◆ DATA TO USE

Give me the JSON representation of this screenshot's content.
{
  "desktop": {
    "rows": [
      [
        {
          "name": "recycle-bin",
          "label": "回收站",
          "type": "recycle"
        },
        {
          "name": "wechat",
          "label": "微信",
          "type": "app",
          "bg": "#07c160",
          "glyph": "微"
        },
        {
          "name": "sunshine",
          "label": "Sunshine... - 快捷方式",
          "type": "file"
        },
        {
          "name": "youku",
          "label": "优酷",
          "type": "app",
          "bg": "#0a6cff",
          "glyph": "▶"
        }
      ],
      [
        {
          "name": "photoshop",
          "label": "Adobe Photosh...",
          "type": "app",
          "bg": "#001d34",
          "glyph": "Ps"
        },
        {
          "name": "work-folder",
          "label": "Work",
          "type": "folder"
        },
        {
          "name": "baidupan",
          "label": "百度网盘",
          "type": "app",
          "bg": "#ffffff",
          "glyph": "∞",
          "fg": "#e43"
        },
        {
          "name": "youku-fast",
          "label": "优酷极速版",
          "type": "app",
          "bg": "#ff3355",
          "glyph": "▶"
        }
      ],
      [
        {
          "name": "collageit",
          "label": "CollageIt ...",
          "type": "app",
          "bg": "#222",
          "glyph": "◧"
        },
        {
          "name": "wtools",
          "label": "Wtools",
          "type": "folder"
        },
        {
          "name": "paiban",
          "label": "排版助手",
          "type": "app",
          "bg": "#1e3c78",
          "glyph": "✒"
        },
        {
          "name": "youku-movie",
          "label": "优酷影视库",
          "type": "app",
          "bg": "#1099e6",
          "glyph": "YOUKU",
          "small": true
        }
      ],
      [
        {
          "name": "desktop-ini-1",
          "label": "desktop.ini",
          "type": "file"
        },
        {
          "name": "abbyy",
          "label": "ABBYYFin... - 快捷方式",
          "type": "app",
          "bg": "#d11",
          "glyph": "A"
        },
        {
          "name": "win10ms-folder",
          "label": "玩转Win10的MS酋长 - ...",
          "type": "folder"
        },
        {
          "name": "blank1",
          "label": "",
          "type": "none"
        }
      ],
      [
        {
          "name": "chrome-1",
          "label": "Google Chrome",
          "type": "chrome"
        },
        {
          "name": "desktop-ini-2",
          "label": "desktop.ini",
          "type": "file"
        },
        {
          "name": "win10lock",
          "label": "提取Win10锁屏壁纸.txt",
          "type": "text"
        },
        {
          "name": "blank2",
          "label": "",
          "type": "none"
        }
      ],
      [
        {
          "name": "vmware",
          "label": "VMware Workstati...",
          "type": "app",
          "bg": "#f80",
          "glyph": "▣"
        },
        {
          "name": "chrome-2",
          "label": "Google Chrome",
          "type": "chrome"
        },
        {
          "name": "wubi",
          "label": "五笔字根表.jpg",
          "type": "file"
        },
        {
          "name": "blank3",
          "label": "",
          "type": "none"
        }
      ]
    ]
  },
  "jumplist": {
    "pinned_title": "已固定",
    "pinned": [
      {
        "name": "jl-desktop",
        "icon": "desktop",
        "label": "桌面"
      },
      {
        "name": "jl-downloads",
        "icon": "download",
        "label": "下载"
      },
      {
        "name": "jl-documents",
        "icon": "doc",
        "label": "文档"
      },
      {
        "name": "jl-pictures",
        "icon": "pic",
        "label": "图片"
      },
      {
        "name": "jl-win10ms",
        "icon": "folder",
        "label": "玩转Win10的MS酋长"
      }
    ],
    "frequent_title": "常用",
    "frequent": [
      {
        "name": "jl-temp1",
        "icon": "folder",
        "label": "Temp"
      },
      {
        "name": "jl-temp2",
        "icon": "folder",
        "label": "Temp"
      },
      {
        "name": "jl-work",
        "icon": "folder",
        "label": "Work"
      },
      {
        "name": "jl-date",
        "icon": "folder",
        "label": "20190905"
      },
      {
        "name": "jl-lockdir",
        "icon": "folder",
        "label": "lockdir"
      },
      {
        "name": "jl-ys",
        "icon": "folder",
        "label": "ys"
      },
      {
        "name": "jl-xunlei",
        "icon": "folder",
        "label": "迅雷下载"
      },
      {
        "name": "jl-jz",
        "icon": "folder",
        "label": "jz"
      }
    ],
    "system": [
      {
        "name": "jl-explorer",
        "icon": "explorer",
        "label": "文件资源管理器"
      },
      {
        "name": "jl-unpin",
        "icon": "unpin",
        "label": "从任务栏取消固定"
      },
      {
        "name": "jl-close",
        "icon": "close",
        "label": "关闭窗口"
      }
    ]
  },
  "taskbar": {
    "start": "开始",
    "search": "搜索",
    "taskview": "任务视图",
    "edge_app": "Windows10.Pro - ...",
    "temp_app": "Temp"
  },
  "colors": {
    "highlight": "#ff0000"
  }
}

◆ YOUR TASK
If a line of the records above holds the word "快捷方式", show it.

◆ ANSWER SECTION
          "label": "Sunshine... - 快捷方式",
          "label": "ABBYYFin... - 快捷方式",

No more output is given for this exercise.